There are a few ideas in play here:
- People want lesson ideas and instructional tags (ie, visual learners, ELL, growth mindset etc) not just lesson plans
- Videos of the teachers teaching the specific lessons would be cool
- Let’s add student work perhaps “Math Mistakes” style too!
- And blog posts about certain lessons from teachers so teachers can know what to expect before they give it? Is this too, “meta”?
- Version control and the ability to show different variants of the same types of lessons that may be useful: Ok, this might be only something I want,
- A ranking system for the best lessons for a given
- Topic/Lesson/Unit/Standard/Style of Learning (capitalizing for emphasis) so that lessons can be taught in continuity
- The best lessons from the so-called MTBOS websites to be updated automatically as well…
- Not tied to any one LMS or system or format but yet cohesive enough to be cloned and edited from this one interface
Again, as Dan and others mention often teachers are just going to search the night before they do a lesson – goes back to how curriculum mapping is incredibly important in or out of an LMS or public system as well in the long-run.
While my very own company site OpenEd.com is a great source for student-facing assessment and learning content that fits within any LMS (through LTI etc) that you choose and thus the content is not tied to one site or system – but doesn’t have the “ideas” such as three act math tasks, Desmos lessons etc. mentioned in the other blog posts. However there are enough open tools out there (Drupal? Wiki’s?) I feel like it could be built but is beyond my code knowledge and time scope – and unless it’s easy to use and pretty, teachers won’t use it.

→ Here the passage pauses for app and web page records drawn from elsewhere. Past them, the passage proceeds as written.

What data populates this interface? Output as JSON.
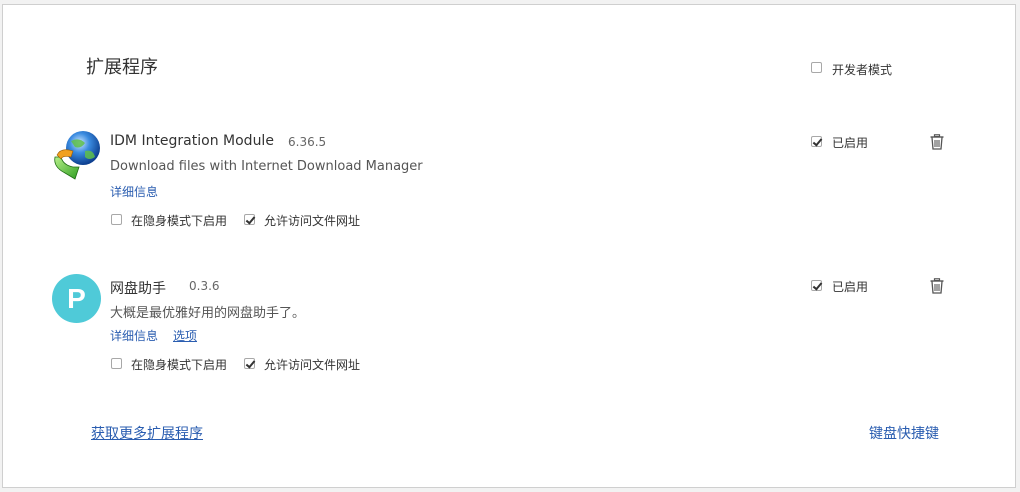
{
  "page": {
    "title": "扩展程序",
    "developer_mode_label": "开发者模式",
    "developer_mode_checked": false
  },
  "extensions": [
    {
      "name": "IDM Integration Module",
      "version": "6.36.5",
      "description": "Download files with Internet Download Manager",
      "details_label": "详细信息",
      "enabled_label": "已启用",
      "enabled": true,
      "incognito_label": "在隐身模式下启用",
      "incognito": false,
      "file_access_label": "允许访问文件网址",
      "file_access": true,
      "icon": "idm-globe-arrow-icon"
    },
    {
      "name": "网盘助手",
      "version": "0.3.6",
      "description": "大概是最优雅好用的网盘助手了。",
      "details_label": "详细信息",
      "options_label": "选项",
      "enabled_label": "已启用",
      "enabled": true,
      "incognito_label": "在隐身模式下启用",
      "incognito": false,
      "file_access_label": "允许访问文件网址",
      "file_access": true,
      "icon_letter": "P",
      "icon_color": "#4fcad8"
    }
  ],
  "footer": {
    "get_more_label": "获取更多扩展程序",
    "keyboard_shortcuts_label": "键盘快捷键"
  },
  "colors": {
    "link": "#2a5db0",
    "text": "#333333"
  }
}
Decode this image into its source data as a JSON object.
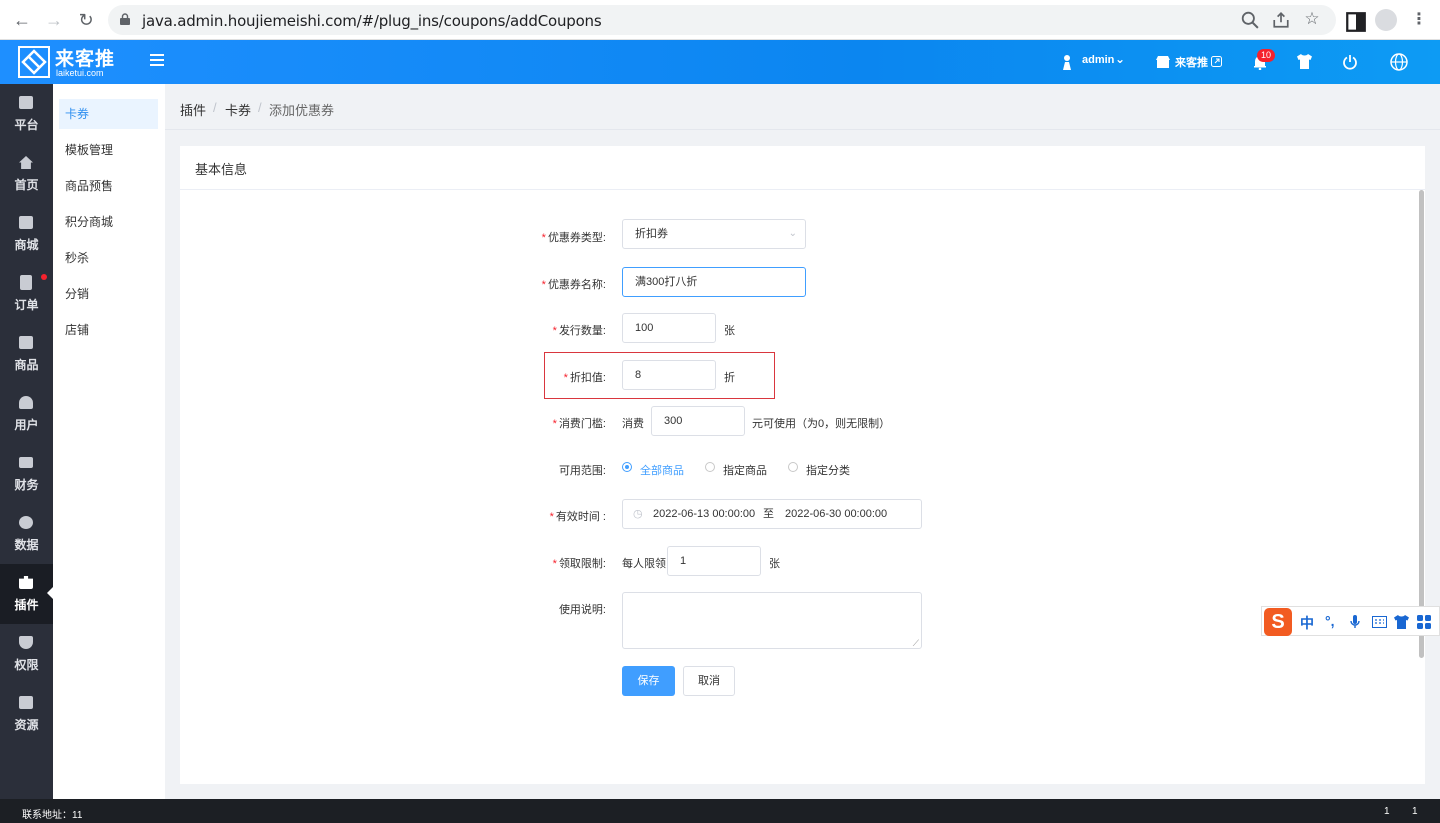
{
  "browser": {
    "url": "java.admin.houjiemeishi.com/#/plug_ins/coupons/addCoupons"
  },
  "header": {
    "logo_text": "来客推",
    "logo_sub": "laiketui.com",
    "user": "admin",
    "shop_link": "来客推",
    "notification_count": "10"
  },
  "sidebar": {
    "items": [
      {
        "label": "平台",
        "icon": "platform-icon"
      },
      {
        "label": "首页",
        "icon": "home-icon"
      },
      {
        "label": "商城",
        "icon": "store-icon"
      },
      {
        "label": "订单",
        "icon": "order-icon"
      },
      {
        "label": "商品",
        "icon": "goods-icon"
      },
      {
        "label": "用户",
        "icon": "user-icon"
      },
      {
        "label": "财务",
        "icon": "wallet-icon"
      },
      {
        "label": "数据",
        "icon": "pie-chart-icon"
      },
      {
        "label": "插件",
        "icon": "puzzle-icon"
      },
      {
        "label": "权限",
        "icon": "shield-icon"
      },
      {
        "label": "资源",
        "icon": "image-icon"
      }
    ]
  },
  "submenu": {
    "items": [
      "卡券",
      "模板管理",
      "商品预售",
      "积分商城",
      "秒杀",
      "分销",
      "店铺"
    ]
  },
  "breadcrumb": {
    "level1": "插件",
    "sep": "/",
    "level2": "卡券",
    "level3": "添加优惠券"
  },
  "card": {
    "title": "基本信息"
  },
  "form": {
    "type_label": "优惠券类型:",
    "type_value": "折扣券",
    "name_label": "优惠券名称:",
    "name_value": "满300打八折",
    "qty_label": "发行数量:",
    "qty_value": "100",
    "qty_unit": "张",
    "discount_label": "折扣值:",
    "discount_value": "8",
    "discount_unit": "折",
    "threshold_label": "消费门槛:",
    "threshold_prefix": "消费",
    "threshold_value": "300",
    "threshold_suffix": "元可使用（为0，则无限制）",
    "scope_label": "可用范围:",
    "scope_options": [
      "全部商品",
      "指定商品",
      "指定分类"
    ],
    "scope_selected": "全部商品",
    "time_label": "有效时间 :",
    "time_start": "2022-06-13 00:00:00",
    "time_sep": "至",
    "time_end": "2022-06-30 00:00:00",
    "limit_label": "领取限制:",
    "limit_prefix": "每人限领",
    "limit_value": "1",
    "limit_unit": "张",
    "desc_label": "使用说明:",
    "save": "保存",
    "cancel": "取消"
  },
  "ime": {
    "logo": "S",
    "lang": "中",
    "punct": "°,"
  },
  "footer": {
    "contact": "联系地址：11",
    "right1": "1",
    "right2": "1"
  }
}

Side note: We’re about to start the Mathematical Mindsets Summer Book Study! Come join us.